Lovecraft’s suggestion of gods exiled to a world apart from humanity, and planning to return in the future, is perhaps the most resonant aspect of “Dagon.” It’s a feature the story shares with the fiction of Robert E. Howard, who became a peer and friend to Lovecraft over a decade later. Howard, though, presents the idea in the context of heroic adventure fiction, so one pretty much knows any development he offers is ultimately going to prove reactionary. With Howard, the idea’s fascination is in seeing how Conan the Barbarian or another hero handles a situation in which he’s way over his head. But the conventions of the heroic adventure genre will prevail: the hero will triumph over the less-than-benevolent gods, or if he falls, he will do so ensuring the gods will be permanently contained. Lovecraft offers no such reassurance; the implication of “Dagon” is that an apocalypse is coming. In Lovecraft's hands, the basic idea could well prove a visionary one. He plays on myth in the story, and sets the stage for a powerful fictional mythology of his own.

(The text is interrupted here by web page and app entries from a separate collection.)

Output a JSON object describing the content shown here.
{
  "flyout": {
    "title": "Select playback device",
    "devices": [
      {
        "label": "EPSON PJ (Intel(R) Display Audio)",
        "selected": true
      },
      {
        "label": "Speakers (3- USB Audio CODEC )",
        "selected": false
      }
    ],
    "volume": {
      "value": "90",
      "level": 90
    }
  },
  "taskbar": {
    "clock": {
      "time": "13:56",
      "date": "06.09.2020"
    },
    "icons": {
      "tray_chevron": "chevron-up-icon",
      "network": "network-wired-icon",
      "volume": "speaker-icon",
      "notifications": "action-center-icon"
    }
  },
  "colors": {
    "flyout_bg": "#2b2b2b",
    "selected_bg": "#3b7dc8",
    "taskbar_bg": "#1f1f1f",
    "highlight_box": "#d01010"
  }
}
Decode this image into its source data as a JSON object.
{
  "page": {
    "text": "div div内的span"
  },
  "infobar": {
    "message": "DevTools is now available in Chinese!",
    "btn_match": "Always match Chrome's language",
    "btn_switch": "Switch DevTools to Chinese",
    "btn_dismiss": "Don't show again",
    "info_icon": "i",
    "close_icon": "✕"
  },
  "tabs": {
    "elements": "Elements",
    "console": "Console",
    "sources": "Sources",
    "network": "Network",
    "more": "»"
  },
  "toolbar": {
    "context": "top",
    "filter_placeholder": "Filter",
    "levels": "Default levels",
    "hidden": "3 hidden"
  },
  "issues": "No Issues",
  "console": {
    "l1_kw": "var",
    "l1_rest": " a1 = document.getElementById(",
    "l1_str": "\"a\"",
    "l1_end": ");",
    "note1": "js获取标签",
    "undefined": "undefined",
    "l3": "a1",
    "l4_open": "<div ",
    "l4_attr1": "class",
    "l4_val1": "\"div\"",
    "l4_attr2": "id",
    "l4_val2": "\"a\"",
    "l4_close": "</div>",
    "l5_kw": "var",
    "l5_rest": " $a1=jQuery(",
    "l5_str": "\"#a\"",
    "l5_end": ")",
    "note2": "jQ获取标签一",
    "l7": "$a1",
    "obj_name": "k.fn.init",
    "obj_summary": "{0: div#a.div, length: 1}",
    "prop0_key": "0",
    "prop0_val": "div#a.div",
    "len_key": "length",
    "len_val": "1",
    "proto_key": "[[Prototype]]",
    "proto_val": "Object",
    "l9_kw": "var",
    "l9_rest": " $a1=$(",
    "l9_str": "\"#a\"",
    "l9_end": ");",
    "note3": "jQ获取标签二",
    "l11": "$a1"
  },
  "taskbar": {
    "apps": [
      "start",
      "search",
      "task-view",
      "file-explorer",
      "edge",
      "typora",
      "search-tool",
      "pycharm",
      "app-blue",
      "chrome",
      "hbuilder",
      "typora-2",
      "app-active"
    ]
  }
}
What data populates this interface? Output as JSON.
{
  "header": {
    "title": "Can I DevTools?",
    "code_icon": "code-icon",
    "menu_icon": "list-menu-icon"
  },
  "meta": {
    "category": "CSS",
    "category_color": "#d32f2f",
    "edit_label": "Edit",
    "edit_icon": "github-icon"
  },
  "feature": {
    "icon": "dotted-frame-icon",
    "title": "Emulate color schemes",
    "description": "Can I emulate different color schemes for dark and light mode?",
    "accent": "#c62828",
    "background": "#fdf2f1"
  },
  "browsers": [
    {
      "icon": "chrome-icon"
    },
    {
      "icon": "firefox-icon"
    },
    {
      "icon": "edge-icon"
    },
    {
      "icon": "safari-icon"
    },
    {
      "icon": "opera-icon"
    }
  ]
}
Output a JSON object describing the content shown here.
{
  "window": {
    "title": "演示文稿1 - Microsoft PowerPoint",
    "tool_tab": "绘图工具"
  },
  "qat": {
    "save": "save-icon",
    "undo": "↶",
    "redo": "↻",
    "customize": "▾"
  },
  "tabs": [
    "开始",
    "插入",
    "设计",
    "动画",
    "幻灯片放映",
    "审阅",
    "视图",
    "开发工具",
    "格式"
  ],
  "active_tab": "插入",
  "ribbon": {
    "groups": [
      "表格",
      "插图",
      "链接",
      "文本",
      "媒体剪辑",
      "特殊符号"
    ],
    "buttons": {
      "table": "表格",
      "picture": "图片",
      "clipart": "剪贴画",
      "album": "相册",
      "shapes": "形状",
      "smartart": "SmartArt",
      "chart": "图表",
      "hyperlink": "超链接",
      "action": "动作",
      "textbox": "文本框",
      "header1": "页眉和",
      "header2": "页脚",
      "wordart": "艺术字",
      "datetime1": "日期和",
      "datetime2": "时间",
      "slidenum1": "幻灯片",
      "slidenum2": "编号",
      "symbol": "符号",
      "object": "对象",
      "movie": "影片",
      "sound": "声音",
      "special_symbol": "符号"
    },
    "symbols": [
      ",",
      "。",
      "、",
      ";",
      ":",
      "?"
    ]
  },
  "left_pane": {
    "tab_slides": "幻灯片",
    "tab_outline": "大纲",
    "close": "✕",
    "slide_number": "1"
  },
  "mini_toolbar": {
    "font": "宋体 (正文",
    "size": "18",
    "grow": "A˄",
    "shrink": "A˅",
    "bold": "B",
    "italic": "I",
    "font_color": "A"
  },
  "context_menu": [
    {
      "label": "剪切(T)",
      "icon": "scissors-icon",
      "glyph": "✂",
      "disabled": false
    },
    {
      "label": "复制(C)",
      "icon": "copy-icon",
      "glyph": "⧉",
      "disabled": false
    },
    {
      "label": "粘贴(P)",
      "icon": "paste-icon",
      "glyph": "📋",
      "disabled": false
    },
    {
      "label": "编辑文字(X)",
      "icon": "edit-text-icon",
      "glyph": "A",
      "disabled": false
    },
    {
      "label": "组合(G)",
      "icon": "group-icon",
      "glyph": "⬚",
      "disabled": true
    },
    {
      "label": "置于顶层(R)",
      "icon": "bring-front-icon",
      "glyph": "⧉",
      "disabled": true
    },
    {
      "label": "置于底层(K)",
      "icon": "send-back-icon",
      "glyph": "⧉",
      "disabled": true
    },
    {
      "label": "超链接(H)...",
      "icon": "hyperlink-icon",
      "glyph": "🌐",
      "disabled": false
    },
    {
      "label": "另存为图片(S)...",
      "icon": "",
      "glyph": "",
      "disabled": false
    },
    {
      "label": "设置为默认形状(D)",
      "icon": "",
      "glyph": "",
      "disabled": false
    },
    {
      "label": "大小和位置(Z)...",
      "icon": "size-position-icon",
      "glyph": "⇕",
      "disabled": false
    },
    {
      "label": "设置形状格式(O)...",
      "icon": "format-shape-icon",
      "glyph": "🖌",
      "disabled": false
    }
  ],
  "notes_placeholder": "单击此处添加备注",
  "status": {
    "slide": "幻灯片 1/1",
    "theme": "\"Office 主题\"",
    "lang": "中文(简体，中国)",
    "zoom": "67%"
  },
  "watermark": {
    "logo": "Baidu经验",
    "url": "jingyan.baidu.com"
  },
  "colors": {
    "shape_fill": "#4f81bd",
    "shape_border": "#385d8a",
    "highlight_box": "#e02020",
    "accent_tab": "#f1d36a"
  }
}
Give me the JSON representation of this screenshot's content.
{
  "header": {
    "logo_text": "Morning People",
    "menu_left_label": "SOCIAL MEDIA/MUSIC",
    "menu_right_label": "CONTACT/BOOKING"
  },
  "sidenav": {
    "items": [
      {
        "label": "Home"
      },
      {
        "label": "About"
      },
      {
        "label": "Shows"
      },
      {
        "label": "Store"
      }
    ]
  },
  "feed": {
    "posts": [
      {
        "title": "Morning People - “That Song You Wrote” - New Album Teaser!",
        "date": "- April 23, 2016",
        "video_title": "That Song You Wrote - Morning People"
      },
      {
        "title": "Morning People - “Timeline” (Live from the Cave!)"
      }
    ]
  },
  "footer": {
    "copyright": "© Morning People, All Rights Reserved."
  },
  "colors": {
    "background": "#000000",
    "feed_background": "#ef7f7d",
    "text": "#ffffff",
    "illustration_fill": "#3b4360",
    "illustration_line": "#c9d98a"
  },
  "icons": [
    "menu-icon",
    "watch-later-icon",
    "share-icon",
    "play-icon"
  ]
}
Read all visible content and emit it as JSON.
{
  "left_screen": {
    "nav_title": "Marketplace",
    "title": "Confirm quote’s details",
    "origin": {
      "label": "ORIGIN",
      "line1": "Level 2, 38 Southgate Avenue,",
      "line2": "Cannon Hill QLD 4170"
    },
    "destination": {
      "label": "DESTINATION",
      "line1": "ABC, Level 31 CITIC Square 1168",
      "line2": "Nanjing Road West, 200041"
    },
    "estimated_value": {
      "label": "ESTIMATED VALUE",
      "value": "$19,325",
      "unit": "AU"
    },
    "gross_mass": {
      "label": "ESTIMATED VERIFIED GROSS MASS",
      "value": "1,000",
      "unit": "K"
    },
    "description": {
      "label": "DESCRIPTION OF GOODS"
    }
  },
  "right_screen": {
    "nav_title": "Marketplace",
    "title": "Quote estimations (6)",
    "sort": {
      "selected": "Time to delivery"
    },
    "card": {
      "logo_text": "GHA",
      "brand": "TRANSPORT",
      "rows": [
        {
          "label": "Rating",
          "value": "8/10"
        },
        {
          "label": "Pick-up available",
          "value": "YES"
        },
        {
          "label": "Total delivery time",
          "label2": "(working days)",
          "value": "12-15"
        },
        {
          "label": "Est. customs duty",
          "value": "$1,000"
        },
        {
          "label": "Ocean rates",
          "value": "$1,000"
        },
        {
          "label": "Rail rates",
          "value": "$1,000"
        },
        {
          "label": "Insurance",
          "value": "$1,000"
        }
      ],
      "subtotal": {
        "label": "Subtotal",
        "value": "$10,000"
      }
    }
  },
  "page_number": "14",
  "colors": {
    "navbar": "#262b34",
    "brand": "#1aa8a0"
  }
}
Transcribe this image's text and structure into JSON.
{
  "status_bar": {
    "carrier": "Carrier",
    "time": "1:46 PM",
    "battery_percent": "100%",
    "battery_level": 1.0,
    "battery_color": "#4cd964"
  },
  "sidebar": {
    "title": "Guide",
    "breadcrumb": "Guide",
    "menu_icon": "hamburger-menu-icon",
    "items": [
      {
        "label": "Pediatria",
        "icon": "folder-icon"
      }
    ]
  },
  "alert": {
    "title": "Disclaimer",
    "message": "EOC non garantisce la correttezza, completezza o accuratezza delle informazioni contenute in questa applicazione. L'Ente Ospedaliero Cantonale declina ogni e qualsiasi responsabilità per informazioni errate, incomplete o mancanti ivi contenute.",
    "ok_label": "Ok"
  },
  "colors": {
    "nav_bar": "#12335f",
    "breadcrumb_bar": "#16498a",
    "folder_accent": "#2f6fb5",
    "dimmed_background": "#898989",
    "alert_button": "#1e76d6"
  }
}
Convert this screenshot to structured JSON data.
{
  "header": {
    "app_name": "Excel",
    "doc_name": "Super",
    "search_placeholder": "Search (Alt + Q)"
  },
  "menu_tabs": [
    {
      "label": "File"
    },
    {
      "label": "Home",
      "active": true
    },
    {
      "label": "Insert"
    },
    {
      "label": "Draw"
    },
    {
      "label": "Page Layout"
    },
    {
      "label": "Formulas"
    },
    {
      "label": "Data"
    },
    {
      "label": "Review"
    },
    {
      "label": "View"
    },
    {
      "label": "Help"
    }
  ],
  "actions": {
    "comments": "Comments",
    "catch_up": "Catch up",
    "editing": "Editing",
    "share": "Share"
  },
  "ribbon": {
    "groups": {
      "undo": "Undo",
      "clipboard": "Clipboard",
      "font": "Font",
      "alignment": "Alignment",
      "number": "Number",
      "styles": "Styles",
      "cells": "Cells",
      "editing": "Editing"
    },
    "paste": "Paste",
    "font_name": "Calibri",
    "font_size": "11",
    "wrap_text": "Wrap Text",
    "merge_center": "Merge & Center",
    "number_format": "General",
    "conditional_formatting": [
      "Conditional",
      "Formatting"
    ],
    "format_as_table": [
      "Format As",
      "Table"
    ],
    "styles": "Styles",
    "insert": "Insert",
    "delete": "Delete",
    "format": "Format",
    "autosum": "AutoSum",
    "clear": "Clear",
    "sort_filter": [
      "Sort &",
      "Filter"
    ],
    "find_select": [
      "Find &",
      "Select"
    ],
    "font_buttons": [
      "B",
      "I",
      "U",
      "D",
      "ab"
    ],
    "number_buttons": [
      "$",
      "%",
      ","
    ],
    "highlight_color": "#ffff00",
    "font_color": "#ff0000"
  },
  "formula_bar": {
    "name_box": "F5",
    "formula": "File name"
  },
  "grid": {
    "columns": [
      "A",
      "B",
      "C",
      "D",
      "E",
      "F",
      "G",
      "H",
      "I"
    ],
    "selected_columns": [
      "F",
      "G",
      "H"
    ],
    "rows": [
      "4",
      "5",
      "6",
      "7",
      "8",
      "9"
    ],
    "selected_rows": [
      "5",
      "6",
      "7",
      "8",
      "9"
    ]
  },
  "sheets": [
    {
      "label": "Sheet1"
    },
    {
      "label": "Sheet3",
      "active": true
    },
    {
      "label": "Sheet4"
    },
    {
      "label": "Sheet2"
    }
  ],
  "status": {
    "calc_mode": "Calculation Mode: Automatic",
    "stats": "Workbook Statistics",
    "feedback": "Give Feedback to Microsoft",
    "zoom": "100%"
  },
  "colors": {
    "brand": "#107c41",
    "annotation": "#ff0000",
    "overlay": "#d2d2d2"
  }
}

He also sets the stage for becoming a figure of comparable stature to Poe. With “Dagon,” Lovecraft takes the crucial step of becoming a significant artist in his own right. He confronts a powerful and admired predecessor, begins with the premises of that predecessor’s game, and then finds his own game by changing the rules. Settings charged with fear give way to those that embody alienation and revulsion. Hints of the supernatural are transformed into the presence of an antagonistic divine. I’m not sure I would call “Dagon” a great story, but it’s definitely an example of an author finding and articulating an individual vision. If it isn’t great, it comes very close.